With all due respect to Tom and section214, they've completely missed the mark today. When discussing the best trade the Kings have ever made, there is no debate.

The Sacramento Kings traded Beno Udrih to the Milwaukee Bucks and the 7th overall pick to the Charlotte Bobcats. The Kings received the 10th overall pick and John Salmons from Milwaukee.

The Kings added salary, downgraded talent, and moved down in the draft all in one fell swoop. It was the rare triple play. And although many are quick to complain about this trade and to point to it as the worst trade in recent Kings history, a perfect analogy of all that is wrong with the franchise, I disagree.

It was the Best. Trade. Ever.

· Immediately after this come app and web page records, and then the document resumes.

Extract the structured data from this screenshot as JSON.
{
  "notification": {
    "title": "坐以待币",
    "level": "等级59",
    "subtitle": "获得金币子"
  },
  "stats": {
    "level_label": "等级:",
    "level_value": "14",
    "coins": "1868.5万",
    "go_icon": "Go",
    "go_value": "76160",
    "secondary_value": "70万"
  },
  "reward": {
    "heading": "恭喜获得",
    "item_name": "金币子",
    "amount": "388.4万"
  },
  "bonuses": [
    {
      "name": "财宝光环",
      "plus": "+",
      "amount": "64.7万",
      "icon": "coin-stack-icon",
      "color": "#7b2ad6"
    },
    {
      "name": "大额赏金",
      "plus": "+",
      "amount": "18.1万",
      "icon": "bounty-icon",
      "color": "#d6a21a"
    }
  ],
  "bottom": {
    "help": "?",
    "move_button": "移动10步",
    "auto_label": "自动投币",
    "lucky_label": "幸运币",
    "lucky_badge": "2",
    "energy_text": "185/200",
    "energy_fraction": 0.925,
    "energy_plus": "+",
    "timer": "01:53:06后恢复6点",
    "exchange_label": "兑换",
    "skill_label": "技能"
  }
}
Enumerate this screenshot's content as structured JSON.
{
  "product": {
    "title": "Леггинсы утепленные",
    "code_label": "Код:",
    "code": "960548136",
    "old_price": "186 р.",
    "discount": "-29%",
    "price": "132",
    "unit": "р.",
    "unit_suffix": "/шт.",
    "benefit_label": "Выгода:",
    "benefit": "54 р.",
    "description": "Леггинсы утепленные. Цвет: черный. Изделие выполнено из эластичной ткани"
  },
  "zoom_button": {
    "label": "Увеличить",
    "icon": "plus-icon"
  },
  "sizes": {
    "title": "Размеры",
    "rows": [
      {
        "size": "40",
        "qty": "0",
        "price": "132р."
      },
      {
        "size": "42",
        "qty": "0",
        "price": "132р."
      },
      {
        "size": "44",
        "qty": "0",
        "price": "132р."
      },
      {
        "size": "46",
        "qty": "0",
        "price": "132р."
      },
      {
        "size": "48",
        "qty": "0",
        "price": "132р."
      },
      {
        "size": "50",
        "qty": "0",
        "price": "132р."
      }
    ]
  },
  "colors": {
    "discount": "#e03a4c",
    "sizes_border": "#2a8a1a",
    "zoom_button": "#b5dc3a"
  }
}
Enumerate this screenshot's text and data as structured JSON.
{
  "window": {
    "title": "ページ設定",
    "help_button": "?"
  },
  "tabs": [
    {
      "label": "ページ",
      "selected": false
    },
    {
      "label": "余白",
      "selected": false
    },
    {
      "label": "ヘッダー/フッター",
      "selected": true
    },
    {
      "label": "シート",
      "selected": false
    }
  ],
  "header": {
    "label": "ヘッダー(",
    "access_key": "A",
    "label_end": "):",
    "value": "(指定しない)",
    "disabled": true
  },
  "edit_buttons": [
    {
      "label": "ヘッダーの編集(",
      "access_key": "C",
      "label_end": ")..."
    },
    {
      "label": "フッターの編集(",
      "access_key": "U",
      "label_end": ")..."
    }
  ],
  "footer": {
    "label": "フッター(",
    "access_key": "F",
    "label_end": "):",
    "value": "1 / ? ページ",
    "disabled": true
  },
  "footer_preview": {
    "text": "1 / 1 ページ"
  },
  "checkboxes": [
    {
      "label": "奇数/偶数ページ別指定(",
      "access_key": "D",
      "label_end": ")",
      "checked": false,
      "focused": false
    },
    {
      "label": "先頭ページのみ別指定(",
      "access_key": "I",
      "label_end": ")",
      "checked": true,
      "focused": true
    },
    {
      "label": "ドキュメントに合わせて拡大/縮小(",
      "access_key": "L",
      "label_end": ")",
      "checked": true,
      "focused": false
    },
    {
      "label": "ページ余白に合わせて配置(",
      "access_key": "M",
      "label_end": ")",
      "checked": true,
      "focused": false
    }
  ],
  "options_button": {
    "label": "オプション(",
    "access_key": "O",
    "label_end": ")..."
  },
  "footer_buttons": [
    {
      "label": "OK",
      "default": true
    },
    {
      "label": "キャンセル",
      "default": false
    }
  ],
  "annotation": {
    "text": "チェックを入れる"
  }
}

First off, let's not ignore the fact that the Kings picked up John Salmons. Kings fans, I'm sure you'll recall, know that there was a time when Salmons was THE best player on the Kings. Being able to reacquire him was a coup. 28 NBA teams moaned in anguish when Salmons was no longer available.

Second, we got the Jimmer. I could rest my case here and now, but I won't.

No, the reason this is the best trade ever is because of what happened afterwards.

Most Kings fans were upset at trading the 7th pick before knowing who would be available. Those feelings were magnified when Kemba Walker was available (eventually being selected 9th, right before the Kings could pick). Well, Mr. Smarty Pants, if the Kings had drafted Kemba Walker, they never would have drafted Isaiah Thomas.

Let me explain. I know the Kings took "point guard" Jimmer Fredette and then still selected Isaiah. But the Kings always knew Jimmer was destined to be an undersized 2 guard. They pretended he was a point guard last season as part of the master plan (more on this in a moment). Selecting Kemba would've prevented the drafting of Isaiah. That trade's looking pretty good now, huh?

Oh, and that master plan? It's more detailed than you could ever imagine. Going into the 2011 draft, Geoff Petrie knew the talent was terrible. The only draftable players in the entire batch were Kyrie, Jimmer, and Kawhi. "So why not take Kawhi?" you may wonder. Because we needed to play John Salmons. Again, master plan going on over here, try to keep up.

Geoff Petrie also knew the 2012 draft was going to be stacked. "It's gonna be like holla stacks on deck stacks on deck", Petrie was often quoted as saying when discussing the 2012 class. So what did he do? He traded down (in the greatest trade ever), pretended Jimmer was a point guard for a year, and convinced John Salmons to be categorically awful all season.

This summer the master plan came together. The Kings drafted Thomas Robinson. That seemingly horrible trade was the butterfly flapping its wings, and Thomas Robinson is the hurricane or something.

Best. Trade. Ever.